#### WHAT YOU WILL DO
What number of lines in the data below contain the string "Enter"? Answer with that number alone.
* * *
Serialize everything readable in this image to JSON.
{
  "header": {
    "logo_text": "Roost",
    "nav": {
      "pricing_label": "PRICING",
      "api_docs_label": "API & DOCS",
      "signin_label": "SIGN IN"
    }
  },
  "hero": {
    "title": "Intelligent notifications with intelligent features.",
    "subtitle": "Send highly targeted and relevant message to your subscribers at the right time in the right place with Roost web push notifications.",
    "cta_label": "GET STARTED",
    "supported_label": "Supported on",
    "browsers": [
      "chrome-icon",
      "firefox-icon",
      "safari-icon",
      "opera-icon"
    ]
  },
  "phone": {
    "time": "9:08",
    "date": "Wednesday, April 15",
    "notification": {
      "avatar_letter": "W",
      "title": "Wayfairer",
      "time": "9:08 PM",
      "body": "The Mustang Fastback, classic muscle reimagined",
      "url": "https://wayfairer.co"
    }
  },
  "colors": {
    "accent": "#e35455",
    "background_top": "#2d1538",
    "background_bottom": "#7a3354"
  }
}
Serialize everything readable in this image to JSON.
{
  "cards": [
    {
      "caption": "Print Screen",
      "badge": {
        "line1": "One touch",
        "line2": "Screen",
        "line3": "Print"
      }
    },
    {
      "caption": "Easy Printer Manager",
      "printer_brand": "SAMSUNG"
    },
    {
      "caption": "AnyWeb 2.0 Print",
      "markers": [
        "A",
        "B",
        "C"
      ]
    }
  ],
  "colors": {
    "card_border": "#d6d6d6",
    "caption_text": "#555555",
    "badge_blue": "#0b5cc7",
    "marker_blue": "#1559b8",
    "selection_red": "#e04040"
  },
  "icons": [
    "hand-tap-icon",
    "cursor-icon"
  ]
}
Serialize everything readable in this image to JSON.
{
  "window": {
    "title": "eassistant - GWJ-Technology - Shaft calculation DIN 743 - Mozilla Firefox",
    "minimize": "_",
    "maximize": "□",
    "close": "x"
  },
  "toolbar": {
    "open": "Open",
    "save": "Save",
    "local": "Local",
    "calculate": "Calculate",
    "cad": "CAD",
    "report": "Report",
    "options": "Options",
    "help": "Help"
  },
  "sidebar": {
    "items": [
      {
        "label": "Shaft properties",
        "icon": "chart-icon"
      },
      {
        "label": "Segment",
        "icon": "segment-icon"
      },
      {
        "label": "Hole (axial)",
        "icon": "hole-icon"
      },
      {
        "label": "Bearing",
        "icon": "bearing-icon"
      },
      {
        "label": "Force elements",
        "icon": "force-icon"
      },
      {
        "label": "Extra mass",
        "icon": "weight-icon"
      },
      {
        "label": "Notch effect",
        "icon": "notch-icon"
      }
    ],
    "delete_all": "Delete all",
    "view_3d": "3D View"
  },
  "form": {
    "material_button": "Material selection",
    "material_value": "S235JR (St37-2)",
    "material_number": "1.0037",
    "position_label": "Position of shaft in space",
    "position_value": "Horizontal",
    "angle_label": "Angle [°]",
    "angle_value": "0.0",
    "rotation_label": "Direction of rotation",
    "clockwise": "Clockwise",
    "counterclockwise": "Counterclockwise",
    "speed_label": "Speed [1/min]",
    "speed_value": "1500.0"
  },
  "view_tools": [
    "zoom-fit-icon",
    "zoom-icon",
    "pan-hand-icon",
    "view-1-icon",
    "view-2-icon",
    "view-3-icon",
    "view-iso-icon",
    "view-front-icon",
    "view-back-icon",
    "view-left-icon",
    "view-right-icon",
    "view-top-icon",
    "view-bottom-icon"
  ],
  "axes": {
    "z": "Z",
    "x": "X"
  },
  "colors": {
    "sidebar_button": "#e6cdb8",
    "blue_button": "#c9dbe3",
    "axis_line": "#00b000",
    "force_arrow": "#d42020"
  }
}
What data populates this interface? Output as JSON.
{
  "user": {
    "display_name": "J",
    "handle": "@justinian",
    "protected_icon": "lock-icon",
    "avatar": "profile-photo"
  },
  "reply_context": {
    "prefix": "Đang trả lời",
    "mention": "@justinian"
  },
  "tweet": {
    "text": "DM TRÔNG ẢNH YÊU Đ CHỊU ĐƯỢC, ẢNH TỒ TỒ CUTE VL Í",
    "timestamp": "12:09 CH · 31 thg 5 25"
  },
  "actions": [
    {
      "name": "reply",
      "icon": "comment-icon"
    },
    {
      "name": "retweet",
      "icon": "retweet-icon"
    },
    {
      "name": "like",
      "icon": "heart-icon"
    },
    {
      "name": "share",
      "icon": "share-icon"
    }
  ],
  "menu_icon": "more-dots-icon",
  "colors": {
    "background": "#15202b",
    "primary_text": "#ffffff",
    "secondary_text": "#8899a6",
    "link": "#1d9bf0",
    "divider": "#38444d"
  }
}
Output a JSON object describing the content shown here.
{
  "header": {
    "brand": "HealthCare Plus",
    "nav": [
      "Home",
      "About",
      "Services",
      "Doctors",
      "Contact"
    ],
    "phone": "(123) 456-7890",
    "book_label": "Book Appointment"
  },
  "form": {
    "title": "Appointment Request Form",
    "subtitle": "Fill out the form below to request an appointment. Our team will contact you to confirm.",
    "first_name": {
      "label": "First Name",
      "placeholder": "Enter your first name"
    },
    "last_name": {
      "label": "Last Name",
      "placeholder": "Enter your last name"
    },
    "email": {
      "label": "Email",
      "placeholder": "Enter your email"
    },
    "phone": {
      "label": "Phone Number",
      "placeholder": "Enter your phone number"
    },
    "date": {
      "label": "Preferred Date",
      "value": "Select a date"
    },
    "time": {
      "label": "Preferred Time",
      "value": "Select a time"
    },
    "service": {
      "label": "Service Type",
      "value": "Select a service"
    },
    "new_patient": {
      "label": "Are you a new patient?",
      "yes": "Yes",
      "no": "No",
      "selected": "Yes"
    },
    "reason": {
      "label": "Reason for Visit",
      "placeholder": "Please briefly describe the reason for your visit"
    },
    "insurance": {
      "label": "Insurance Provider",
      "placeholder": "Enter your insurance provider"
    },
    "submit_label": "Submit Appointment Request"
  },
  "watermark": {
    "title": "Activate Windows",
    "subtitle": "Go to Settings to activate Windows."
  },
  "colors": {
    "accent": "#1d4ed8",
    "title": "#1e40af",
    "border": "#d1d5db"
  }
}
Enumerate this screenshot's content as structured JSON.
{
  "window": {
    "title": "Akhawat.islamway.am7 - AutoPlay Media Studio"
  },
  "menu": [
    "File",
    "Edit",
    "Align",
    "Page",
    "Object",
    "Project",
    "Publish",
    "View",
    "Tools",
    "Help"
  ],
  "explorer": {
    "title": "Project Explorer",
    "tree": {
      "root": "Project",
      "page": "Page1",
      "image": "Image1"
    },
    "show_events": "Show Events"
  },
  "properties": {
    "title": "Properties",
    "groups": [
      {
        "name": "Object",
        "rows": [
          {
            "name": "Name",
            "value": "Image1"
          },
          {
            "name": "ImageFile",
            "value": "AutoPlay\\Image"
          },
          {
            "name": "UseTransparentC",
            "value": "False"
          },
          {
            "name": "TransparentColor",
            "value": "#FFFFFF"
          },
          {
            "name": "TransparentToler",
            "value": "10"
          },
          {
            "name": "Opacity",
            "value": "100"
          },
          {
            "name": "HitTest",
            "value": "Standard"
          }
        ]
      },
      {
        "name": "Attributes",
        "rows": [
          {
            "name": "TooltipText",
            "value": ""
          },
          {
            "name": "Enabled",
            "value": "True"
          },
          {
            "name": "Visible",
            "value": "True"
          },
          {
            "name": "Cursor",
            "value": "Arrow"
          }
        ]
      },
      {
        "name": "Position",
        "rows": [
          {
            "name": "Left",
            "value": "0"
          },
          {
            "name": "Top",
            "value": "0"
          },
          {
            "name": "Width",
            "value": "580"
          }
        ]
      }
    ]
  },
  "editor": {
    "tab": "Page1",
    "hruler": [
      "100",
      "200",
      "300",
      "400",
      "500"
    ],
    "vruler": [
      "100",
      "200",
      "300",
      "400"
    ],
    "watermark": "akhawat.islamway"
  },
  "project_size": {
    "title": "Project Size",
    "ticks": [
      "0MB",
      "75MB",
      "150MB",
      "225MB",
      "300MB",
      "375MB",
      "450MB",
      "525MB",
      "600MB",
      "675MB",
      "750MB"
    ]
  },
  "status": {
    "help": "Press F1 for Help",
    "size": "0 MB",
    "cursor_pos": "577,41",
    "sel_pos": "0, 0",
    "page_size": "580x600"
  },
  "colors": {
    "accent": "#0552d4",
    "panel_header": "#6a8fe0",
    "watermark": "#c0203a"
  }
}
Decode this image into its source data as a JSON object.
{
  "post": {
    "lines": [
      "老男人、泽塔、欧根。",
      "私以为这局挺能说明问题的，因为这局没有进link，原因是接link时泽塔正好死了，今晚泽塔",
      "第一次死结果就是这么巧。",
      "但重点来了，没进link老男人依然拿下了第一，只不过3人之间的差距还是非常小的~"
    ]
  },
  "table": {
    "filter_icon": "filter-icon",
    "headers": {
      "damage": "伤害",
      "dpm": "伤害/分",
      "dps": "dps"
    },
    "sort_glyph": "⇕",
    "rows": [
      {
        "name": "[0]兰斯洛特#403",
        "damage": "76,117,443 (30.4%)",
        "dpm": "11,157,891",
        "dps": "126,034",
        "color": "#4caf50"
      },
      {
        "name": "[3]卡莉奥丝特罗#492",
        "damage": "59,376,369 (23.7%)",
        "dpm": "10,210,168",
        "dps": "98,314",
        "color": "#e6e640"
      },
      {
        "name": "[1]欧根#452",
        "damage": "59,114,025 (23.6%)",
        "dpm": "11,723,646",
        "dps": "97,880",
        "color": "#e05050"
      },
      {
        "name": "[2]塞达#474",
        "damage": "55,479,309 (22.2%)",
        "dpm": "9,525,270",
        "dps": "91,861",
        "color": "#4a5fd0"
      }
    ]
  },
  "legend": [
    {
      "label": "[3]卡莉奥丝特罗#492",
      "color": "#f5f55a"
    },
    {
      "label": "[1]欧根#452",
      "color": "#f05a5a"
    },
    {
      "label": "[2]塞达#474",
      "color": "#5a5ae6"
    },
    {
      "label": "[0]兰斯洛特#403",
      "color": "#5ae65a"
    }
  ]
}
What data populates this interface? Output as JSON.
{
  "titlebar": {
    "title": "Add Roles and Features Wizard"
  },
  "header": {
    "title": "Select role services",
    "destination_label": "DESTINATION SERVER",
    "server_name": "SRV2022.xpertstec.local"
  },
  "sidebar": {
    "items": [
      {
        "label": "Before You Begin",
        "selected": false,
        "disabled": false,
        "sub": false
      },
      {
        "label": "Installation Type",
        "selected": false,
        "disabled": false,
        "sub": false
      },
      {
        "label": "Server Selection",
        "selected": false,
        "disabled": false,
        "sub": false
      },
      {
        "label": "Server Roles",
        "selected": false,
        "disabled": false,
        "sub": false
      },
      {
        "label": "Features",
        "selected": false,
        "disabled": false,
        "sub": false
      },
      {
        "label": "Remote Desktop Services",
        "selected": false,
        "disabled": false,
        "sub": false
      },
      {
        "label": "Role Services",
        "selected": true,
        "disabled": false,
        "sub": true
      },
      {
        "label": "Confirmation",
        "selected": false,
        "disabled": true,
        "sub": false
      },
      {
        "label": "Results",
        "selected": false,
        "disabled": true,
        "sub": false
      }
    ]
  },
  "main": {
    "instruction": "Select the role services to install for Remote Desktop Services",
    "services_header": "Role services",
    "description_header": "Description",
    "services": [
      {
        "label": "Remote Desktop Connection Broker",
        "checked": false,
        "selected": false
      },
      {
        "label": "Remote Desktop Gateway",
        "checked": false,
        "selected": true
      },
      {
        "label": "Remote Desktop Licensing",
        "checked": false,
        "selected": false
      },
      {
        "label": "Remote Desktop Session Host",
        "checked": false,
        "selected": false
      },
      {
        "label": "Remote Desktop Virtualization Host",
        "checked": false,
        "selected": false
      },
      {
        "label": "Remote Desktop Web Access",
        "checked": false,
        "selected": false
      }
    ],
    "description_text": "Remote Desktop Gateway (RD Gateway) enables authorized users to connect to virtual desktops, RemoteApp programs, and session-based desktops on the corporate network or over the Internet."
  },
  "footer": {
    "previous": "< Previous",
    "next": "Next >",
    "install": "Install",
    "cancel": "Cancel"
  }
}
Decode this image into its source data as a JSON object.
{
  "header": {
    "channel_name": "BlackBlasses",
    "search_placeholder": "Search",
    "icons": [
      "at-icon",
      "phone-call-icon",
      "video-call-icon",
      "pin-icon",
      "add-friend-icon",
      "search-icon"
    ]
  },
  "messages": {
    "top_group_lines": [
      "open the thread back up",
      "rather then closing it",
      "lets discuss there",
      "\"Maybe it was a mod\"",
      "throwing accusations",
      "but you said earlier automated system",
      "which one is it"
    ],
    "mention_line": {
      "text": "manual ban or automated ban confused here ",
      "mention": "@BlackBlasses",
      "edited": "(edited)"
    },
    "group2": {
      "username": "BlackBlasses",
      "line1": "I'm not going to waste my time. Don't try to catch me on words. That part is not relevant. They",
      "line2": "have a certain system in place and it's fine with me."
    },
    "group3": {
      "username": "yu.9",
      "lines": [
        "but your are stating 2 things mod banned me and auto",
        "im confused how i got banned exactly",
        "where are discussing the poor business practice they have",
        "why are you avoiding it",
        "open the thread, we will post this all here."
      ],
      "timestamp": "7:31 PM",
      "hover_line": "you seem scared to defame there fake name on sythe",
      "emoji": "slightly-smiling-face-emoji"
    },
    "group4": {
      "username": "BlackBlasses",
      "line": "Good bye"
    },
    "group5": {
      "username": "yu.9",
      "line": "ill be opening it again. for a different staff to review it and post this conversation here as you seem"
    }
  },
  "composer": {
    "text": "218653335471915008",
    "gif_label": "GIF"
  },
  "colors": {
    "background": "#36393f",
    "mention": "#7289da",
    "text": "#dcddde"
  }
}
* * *
#### ANSWER
5